Interface dataset entries
----------
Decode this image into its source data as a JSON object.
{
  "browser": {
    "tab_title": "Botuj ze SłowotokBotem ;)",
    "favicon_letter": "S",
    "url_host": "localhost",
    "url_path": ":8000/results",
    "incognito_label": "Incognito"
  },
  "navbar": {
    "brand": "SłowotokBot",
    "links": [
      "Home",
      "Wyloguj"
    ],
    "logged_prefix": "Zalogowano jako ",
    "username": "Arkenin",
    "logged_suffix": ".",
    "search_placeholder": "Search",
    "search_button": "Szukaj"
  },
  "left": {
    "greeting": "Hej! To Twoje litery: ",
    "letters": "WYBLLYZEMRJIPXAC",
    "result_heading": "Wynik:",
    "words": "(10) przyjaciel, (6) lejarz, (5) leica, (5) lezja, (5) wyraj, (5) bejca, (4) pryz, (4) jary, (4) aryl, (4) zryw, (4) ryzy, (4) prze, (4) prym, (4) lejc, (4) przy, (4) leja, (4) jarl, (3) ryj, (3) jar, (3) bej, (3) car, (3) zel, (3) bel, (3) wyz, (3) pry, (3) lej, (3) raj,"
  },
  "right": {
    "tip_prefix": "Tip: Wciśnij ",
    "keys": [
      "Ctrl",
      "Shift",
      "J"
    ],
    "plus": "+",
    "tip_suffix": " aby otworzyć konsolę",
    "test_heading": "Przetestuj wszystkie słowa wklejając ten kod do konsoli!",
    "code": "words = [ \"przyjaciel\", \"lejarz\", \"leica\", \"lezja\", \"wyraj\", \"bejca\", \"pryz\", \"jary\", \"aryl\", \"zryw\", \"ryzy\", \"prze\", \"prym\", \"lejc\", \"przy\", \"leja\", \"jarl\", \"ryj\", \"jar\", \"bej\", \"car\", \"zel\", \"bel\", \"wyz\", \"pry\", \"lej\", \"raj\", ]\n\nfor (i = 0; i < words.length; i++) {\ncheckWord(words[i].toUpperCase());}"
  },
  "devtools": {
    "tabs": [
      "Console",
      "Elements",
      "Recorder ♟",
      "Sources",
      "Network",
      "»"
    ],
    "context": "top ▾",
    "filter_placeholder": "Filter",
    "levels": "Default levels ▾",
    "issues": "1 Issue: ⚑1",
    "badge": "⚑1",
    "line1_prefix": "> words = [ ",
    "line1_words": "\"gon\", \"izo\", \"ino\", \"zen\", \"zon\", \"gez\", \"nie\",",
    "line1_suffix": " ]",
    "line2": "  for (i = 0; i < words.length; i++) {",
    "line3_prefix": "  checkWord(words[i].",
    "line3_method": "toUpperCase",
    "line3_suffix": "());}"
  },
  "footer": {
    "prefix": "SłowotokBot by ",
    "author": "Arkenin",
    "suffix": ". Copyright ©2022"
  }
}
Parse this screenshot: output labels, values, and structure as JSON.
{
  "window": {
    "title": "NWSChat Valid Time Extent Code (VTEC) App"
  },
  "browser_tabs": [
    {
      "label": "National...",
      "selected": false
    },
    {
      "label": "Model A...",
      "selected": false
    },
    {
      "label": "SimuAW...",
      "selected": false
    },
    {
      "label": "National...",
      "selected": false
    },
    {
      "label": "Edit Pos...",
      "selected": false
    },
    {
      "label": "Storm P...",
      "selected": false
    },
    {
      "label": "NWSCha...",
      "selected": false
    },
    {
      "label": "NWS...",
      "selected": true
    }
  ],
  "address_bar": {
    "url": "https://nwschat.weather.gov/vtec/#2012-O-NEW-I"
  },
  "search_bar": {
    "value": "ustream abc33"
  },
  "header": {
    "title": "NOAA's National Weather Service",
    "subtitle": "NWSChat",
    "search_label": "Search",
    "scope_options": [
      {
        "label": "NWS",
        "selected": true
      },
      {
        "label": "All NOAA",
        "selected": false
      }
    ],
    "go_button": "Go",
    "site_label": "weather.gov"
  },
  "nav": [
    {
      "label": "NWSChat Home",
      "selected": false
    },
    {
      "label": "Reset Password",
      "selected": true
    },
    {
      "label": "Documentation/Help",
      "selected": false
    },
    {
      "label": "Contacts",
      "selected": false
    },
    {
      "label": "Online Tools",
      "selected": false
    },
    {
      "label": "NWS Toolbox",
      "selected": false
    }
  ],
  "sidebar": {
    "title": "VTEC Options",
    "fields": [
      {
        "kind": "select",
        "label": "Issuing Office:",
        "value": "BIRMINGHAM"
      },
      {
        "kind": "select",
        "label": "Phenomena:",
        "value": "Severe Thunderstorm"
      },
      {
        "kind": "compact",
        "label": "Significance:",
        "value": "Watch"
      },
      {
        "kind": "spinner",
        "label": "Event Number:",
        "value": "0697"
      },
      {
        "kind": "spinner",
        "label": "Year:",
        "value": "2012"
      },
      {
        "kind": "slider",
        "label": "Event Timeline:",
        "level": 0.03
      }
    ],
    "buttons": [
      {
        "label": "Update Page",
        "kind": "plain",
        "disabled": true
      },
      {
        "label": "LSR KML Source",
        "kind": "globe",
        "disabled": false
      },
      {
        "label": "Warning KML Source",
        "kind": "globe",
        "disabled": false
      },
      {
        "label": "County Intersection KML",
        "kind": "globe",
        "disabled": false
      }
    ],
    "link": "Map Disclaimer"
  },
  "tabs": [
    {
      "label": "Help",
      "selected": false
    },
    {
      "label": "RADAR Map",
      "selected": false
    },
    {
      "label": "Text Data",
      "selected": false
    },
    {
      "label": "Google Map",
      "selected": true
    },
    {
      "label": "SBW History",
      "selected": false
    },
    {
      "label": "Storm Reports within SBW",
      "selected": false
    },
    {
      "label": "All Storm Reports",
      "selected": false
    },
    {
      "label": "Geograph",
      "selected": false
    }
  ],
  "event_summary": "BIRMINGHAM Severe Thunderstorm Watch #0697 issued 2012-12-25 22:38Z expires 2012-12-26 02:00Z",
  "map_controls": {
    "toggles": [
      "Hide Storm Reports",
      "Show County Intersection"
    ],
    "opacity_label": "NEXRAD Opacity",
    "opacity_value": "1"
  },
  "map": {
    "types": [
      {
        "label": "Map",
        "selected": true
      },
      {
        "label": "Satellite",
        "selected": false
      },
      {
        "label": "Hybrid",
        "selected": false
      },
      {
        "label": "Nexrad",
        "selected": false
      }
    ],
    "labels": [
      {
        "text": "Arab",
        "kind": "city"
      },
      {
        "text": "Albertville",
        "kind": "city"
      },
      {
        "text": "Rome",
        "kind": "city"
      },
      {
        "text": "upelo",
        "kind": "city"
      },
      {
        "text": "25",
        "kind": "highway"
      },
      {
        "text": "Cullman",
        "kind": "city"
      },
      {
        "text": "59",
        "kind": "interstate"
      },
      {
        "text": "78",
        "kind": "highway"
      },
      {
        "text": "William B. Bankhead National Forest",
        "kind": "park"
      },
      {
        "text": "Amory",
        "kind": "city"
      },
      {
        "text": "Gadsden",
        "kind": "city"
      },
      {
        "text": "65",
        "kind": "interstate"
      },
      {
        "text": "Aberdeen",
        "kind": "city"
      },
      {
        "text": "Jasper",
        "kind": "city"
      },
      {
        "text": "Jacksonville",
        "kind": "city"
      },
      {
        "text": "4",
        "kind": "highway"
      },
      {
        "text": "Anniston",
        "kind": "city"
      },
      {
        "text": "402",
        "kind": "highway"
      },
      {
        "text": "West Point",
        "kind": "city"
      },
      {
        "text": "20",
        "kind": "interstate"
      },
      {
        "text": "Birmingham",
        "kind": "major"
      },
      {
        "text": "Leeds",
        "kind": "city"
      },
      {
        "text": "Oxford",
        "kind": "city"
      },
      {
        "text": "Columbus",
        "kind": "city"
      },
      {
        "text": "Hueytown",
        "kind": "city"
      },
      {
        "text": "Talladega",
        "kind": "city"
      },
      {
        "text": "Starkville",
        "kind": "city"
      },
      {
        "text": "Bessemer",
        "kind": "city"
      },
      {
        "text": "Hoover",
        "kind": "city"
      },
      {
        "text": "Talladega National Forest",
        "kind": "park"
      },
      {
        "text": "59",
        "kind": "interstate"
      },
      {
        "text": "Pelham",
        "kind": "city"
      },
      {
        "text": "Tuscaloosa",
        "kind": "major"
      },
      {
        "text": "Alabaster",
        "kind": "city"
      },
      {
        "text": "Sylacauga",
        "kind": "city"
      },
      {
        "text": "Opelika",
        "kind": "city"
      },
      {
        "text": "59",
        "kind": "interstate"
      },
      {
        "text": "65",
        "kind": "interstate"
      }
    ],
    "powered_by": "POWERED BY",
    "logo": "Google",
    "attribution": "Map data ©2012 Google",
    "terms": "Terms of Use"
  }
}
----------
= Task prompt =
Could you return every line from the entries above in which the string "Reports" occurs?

= Answer box =
      "label": "Storm Reports within SBW",
      "label": "All Storm Reports",
      "Hide Storm Reports",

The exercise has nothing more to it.